    Fig.10: Death notice of an influenza victim. Author’s Collection.


    This article offers an insight into a major event that was poorly reported. What is clear is that Scotland was affected as other parts of the world and that rurality did not afford any protection. Whilst the first wave in May and June 1918 appears to have had a limited impact the second and third waves led to high levels of mortality and illness. The virus slowly abated from March 1919 onwards but Scotland had experienced up to 35000 deaths in a one-year period. Inevitably the scale of death and destruction from the First World War dominated much of the media as well as individual’s lives. This may in some way explain the contemporary under-reporting as well as a desire by the government to maintain morale. Tragedy was added to tragedy by the high mortality in the younger generations in whom much of the post-war hope and aspiration was invested. The imminent return of a young soldier who had survived the war only to be fatally struck down by influenza, sometimes back here in Scotland, must have come as a massive body blow to parents and families. Hidden among the statistics are individuals and this is best reflected by the detailed and powerful testimonies of the survivors some fifty years later.
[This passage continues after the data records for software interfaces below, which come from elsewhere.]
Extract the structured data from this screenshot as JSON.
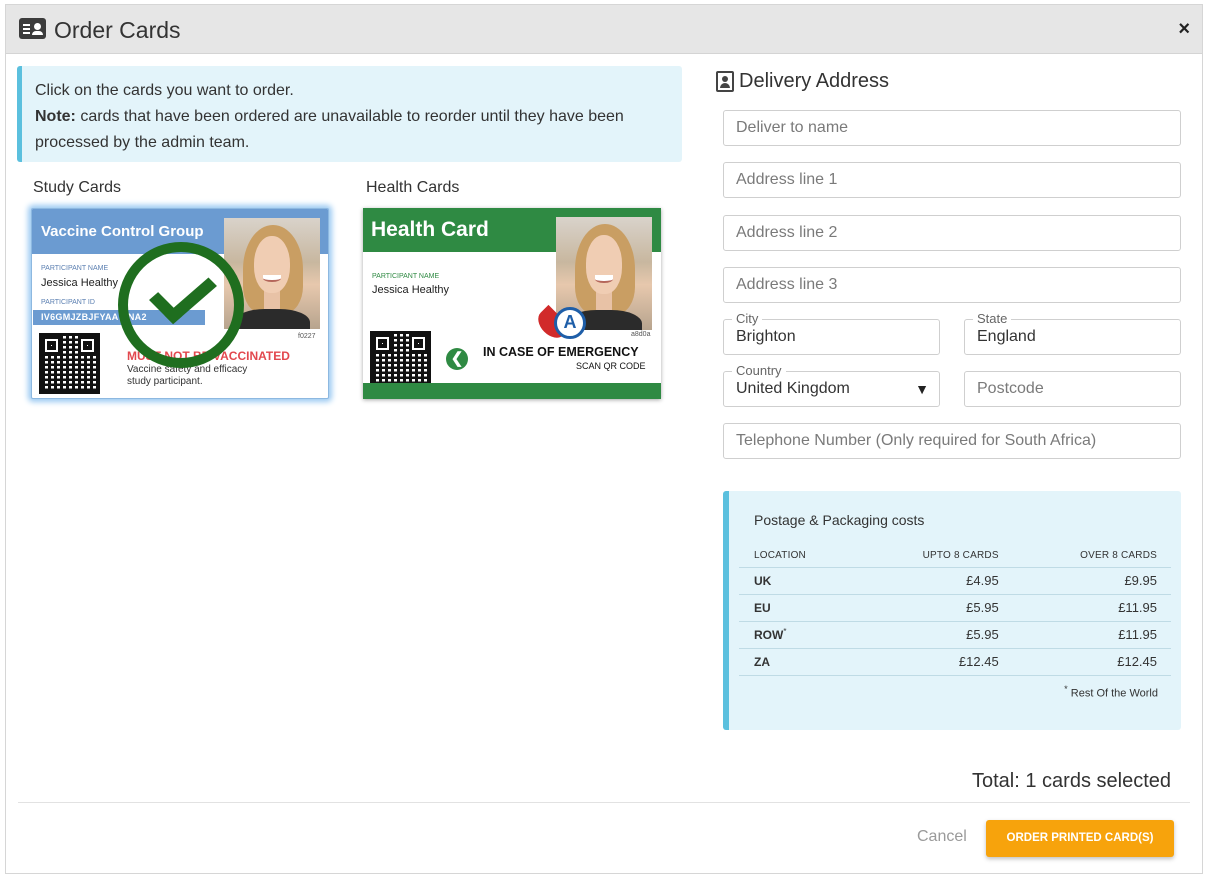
{
  "modal": {
    "title": "Order Cards",
    "close": "×"
  },
  "info": {
    "line1": "Click on the cards you want to order.",
    "note_label": "Note:",
    "note_text": " cards that have been ordered are unavailable to reorder until they have been processed by the admin team."
  },
  "sections": {
    "study": "Study Cards",
    "health": "Health Cards"
  },
  "study_card": {
    "title": "Vaccine Control Group",
    "name_label": "Participant Name",
    "name": "Jessica Healthy",
    "id_label": "Participant ID",
    "id": "IV6GMJZBJFYAA  KNA2",
    "code": "f0227",
    "warning": "MUST NOT BE VACCINATED",
    "desc1": "Vaccine safety and efficacy",
    "desc2": "study participant.",
    "selected": true
  },
  "health_card": {
    "title": "Health Card",
    "name_label": "Participant Name",
    "name": "Jessica Healthy",
    "blood_group": "A",
    "code": "a8d0a",
    "emergency": "IN CASE OF EMERGENCY",
    "scan": "SCAN QR CODE",
    "selected": false
  },
  "delivery": {
    "title": "Delivery Address",
    "fields": {
      "name_placeholder": "Deliver to name",
      "addr1_placeholder": "Address line 1",
      "addr2_placeholder": "Address line 2",
      "addr3_placeholder": "Address line 3",
      "city_label": "City",
      "city_value": "Brighton",
      "state_label": "State",
      "state_value": "England",
      "country_label": "Country",
      "country_value": "United Kingdom",
      "postcode_placeholder": "Postcode",
      "phone_placeholder": "Telephone Number (Only required for South Africa)"
    }
  },
  "costs": {
    "title": "Postage & Packaging costs",
    "headers": [
      "Location",
      "upto 8 cards",
      "over 8 cards"
    ],
    "rows": [
      {
        "loc": "UK",
        "sup": "",
        "upto": "£4.95",
        "over": "£9.95"
      },
      {
        "loc": "EU",
        "sup": "",
        "upto": "£5.95",
        "over": "£11.95"
      },
      {
        "loc": "ROW",
        "sup": "*",
        "upto": "£5.95",
        "over": "£11.95"
      },
      {
        "loc": "ZA",
        "sup": "",
        "upto": "£12.45",
        "over": "£12.45"
      }
    ],
    "footnote_mark": "*",
    "footnote": " Rest Of the World"
  },
  "footer": {
    "total": "Total: 1 cards selected",
    "cancel": "Cancel",
    "order": "ORDER PRINTED CARD(S)"
  },
  "colors": {
    "accent_info": "#5bc0de",
    "study_blue": "#6b9bd1",
    "health_green": "#2f8a43",
    "check_green": "#1f6e1f",
    "order_orange": "#f7a30c"
  }
}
This is also a subject which will lend itself to local research, combining the activities of local and family history groups.


    This article forms part of a wider study. I would like to offer thanks for support provided by archive and local study services in Aberdeen, Moray, Falkirk and Stirling; and Special Collections at the University of Aberdeen. My thanks to Professor Niall Logan for advice on aspects of the influenza virus.


    1    N Johnson, Britain and the 1918-19 Influenza Pandemic: a dark epilogue (Routledge, London, 2006), p.37.

    2    JAB Hammond, W Roland and THG Shore, ‘Purulent Bronchitis: a study of cases occurring amongst the British troops at base in France’, The Lancet 190 (14 July 1917), pp.41-6.

    3    AR Butler and JL Hogg, ‘Exploring Scotland’s Influenza Pandemic of 1918-23: lest we forget’, Journal of Royal College of Physicians of Edinburgh 37 (2007), pp.362-6.

    4    Aberdeen Weekly Journal, 8 November 1918, p.5 col.5.

    5    ‘The reported epidemic in Spain’, British Medical Journal,1 June 1918, p.627.

    6    NRS GD 814/449 Report on the Mortality from Influenza in Scotland during the Epidemic of 1918-19: A Supplement to the Annual Reports of the Registrar-General for Scotland (HMSO, 1919).

    7    Johnson, op cit, p.53.

    8    G Marks and W Beatty, Epidemics (Charles Scribner & Sons, New York, 1976).

    9    The Times, 15 January 1920, p.4 col.1.

    10  Imperial War Museum Archives (hereafter IWMA), Richard Collier Basic Box List 63/5/1 SF Britain, France letters.

    11  NPAS Johnson, ‘Flu: the Scottish Experience of Spanish Flu’, Scottish Historical Review 83(2) (2004), pp.216-26.

    12  RCN Archives GB 1199 C751 Personal Papers of John Adams.

    13  NRS GD 814/449 op cit p.7 table C showing Maximum weekly death-rate (all causes) during the Influenza Epidemic period in each of the sixteen principal towns.

    14  TF Dewar ‘Influenza in Scotland’, Edinburgh Medical Journal 23(5)(1919), pp.303-8.

    15  J Leask, Observations upon the Influenza Epidemic of 1918-19 as affecting the eastern parts of Caithness, unpublished PhD thesis, University of Aberdeen,1920.

    16  Bridge of Allan Gazette, 1 March 1919 p.6 col.1.

    17  T Royle, The Flowers of the Forest (Birlinn, Edinburgh, 2006), p.279.

    18  R Collier, The Plague of the Spanish Lady (Macmillan, London, 1974).

    19  IWMA.

    James Kennedy has a background in nursing and health care management. He has had a long-standing interest in local history and is Chairman of Loch Ard Local History Group and a Trustee of Strathard Community Trust and of the Scottish Local History Forum.